▸ **Work order**
Look over the entries that follow. Report how many lines contain "subtitle", with nothing else.

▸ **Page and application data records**

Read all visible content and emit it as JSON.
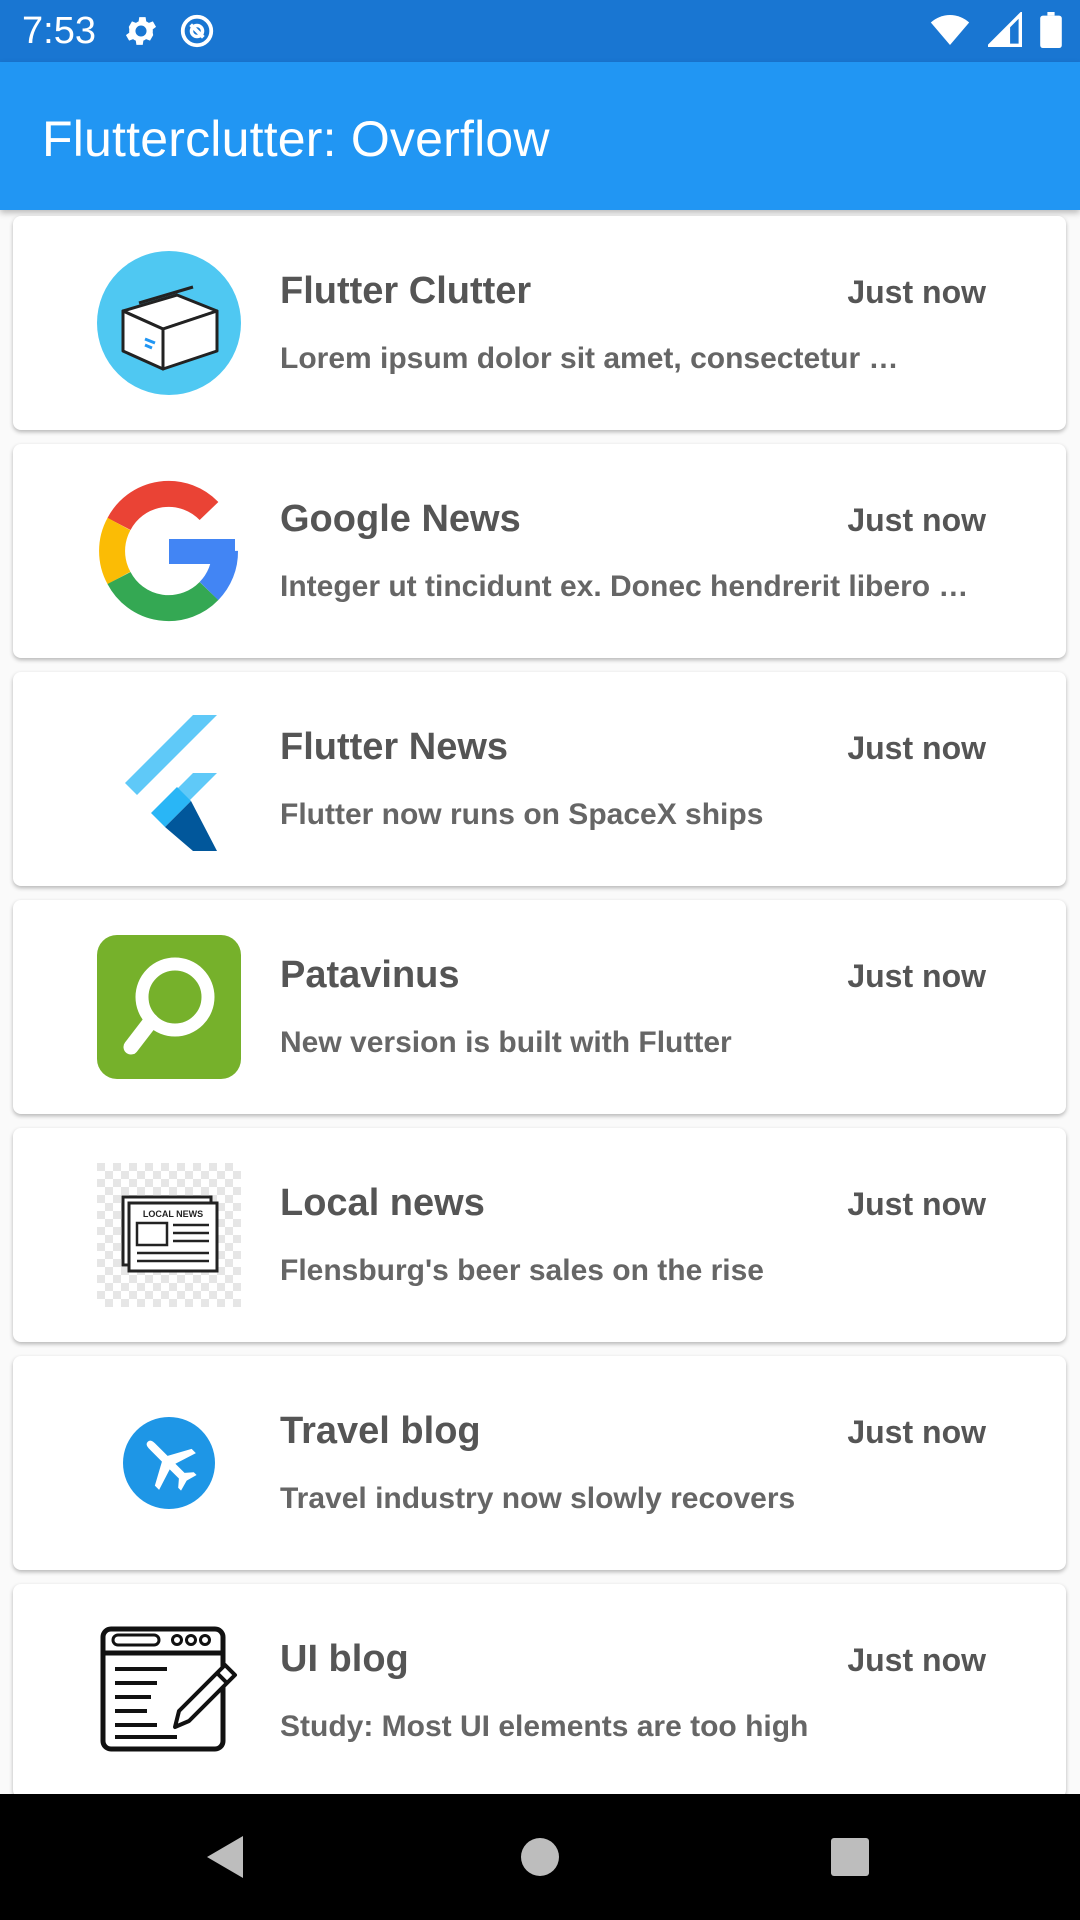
{
  "status_bar": {
    "time": "7:53",
    "left_icons": [
      "settings-icon",
      "sync-icon"
    ],
    "right_icons": [
      "wifi-icon",
      "cell-signal-icon",
      "battery-icon"
    ]
  },
  "app_bar": {
    "title": "Flutterclutter: Overflow",
    "color": "#2196f3",
    "status_color": "#1976d2"
  },
  "items": [
    {
      "icon": "box-icon",
      "title": "Flutter Clutter",
      "time": "Just now",
      "subtitle": "Lorem ipsum dolor sit amet, consectetur …"
    },
    {
      "icon": "google-icon",
      "title": "Google News",
      "time": "Just now",
      "subtitle": "Integer ut tincidunt ex. Donec hendrerit libero …"
    },
    {
      "icon": "flutter-logo-icon",
      "title": "Flutter News",
      "time": "Just now",
      "subtitle": "Flutter now runs on SpaceX ships"
    },
    {
      "icon": "patavinus-logo-icon",
      "title": "Patavinus",
      "time": "Just now",
      "subtitle": "New version is built with Flutter"
    },
    {
      "icon": "newspaper-icon",
      "title": "Local news",
      "time": "Just now",
      "subtitle": "Flensburg's beer sales on the rise"
    },
    {
      "icon": "airplane-icon",
      "title": "Travel blog",
      "time": "Just now",
      "subtitle": "Travel industry now slowly recovers"
    },
    {
      "icon": "blog-icon",
      "title": "UI blog",
      "time": "Just now",
      "subtitle": "Study: Most UI elements are too high"
    }
  ],
  "newspaper_icon_text": "LOCAL NEWS",
  "nav_bar": {
    "buttons": [
      "back-icon",
      "home-icon",
      "recents-icon"
    ]
  }
}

▸ **Reply**
7